Input material Block Start

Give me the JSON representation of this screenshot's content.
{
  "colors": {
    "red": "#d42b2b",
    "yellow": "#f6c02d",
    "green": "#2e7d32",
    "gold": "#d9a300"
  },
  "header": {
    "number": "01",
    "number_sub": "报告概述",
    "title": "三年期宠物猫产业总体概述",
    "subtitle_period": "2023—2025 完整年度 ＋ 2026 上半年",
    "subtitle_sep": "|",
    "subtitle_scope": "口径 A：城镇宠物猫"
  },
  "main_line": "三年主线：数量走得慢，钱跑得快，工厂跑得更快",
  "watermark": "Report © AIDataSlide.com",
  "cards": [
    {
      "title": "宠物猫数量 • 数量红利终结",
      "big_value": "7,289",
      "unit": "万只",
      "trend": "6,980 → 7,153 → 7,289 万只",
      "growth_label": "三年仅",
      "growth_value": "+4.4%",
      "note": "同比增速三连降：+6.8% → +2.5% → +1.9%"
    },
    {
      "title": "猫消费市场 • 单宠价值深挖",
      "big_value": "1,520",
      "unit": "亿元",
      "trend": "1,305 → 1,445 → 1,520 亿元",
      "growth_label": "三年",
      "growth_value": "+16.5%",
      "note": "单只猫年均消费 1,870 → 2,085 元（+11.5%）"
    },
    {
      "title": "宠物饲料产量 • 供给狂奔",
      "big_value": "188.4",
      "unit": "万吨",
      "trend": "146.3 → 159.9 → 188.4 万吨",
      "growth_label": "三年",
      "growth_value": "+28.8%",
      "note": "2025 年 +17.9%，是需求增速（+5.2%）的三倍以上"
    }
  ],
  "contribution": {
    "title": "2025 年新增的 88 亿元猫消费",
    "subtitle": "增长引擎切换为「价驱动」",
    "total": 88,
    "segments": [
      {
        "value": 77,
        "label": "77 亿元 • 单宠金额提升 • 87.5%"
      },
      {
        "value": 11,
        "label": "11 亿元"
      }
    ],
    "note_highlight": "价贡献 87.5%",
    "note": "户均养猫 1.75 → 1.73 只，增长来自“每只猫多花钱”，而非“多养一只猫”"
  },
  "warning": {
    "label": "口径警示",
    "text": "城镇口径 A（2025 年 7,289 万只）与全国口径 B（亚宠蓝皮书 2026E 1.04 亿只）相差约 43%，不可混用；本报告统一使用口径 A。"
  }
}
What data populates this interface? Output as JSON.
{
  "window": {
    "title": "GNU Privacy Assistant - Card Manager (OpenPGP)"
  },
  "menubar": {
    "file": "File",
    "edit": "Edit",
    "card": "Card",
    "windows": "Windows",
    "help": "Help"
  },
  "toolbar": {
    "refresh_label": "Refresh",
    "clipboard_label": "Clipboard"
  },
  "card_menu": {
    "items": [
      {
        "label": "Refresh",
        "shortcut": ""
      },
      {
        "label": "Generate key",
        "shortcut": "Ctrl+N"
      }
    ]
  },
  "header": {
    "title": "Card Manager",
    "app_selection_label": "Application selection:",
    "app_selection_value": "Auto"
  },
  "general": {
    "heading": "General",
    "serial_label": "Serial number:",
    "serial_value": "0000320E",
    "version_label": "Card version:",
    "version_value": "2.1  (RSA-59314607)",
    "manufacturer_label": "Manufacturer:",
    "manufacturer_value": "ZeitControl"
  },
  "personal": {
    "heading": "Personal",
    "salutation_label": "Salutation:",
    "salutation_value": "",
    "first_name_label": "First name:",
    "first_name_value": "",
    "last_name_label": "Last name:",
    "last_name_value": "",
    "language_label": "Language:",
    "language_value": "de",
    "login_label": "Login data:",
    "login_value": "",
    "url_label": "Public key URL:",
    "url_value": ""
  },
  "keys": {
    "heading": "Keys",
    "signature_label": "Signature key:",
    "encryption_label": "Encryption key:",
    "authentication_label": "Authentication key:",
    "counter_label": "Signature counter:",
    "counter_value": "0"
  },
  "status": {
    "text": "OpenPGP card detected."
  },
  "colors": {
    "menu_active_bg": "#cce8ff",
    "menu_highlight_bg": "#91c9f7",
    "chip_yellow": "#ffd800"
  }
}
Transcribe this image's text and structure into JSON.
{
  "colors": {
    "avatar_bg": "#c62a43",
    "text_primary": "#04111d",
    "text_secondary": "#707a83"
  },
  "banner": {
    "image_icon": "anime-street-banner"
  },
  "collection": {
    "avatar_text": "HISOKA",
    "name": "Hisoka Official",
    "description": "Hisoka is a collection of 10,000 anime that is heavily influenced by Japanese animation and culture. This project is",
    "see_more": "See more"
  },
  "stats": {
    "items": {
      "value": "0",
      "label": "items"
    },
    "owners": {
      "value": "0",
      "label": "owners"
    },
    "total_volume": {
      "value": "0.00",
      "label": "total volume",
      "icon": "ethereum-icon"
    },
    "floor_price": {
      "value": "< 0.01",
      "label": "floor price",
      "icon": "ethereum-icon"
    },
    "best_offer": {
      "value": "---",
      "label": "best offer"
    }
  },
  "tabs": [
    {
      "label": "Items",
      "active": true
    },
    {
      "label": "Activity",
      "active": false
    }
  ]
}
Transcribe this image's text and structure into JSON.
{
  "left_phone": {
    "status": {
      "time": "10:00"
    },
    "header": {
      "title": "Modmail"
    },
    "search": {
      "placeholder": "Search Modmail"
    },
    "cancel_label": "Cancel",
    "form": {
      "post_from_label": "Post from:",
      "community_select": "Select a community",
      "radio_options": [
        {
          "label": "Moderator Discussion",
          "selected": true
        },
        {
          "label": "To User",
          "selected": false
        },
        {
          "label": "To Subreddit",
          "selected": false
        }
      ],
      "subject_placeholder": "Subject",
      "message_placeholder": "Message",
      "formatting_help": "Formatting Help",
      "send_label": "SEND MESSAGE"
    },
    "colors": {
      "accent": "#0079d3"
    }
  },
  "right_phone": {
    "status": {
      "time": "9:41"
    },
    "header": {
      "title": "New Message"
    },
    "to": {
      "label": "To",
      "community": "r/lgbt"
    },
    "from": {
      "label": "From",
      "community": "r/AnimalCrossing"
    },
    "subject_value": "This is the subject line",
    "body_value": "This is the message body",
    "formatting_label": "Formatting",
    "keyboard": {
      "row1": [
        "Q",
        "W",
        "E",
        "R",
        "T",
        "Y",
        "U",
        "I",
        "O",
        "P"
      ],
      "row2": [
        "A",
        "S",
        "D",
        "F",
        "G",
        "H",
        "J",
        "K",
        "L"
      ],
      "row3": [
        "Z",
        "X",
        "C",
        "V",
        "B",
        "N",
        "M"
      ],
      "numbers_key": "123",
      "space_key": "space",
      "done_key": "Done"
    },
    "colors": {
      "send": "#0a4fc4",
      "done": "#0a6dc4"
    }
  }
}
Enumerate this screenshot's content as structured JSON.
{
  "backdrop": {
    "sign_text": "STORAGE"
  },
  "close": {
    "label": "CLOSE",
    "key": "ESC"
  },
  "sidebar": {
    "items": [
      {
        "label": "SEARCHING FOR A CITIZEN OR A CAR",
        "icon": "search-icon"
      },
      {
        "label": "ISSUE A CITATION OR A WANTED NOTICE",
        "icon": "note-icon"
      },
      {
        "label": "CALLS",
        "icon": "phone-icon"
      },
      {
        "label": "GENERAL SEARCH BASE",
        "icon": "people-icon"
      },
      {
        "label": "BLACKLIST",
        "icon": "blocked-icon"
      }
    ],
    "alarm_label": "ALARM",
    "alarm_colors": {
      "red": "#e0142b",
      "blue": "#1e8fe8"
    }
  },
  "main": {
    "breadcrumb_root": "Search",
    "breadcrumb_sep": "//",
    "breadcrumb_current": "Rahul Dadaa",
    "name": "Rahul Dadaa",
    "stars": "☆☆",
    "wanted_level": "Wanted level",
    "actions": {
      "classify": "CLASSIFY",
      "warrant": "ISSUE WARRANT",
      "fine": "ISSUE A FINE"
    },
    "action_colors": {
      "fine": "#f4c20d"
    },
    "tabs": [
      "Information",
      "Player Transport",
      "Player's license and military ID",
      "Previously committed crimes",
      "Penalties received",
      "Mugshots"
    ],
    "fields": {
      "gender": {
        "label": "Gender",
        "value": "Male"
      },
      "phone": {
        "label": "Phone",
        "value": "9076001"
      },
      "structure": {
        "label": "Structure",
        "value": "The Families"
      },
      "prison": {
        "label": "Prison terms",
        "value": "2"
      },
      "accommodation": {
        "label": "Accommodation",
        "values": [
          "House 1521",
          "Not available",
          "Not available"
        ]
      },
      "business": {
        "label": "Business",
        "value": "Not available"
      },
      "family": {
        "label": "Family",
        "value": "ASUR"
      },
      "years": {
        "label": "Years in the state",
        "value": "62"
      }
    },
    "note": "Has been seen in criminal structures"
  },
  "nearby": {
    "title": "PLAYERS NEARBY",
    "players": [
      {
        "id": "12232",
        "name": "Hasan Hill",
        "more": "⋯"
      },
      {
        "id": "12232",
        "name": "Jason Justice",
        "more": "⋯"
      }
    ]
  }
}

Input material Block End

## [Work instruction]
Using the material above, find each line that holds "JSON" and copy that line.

## [Reply]
Give me the JSON representation of this screenshot's content.
What data populates this interface? Output as JSON.
Transcribe this image's text and structure into JSON.
Transcribe this image's text and structure into JSON.
Enumerate this screenshot's content as structured JSON.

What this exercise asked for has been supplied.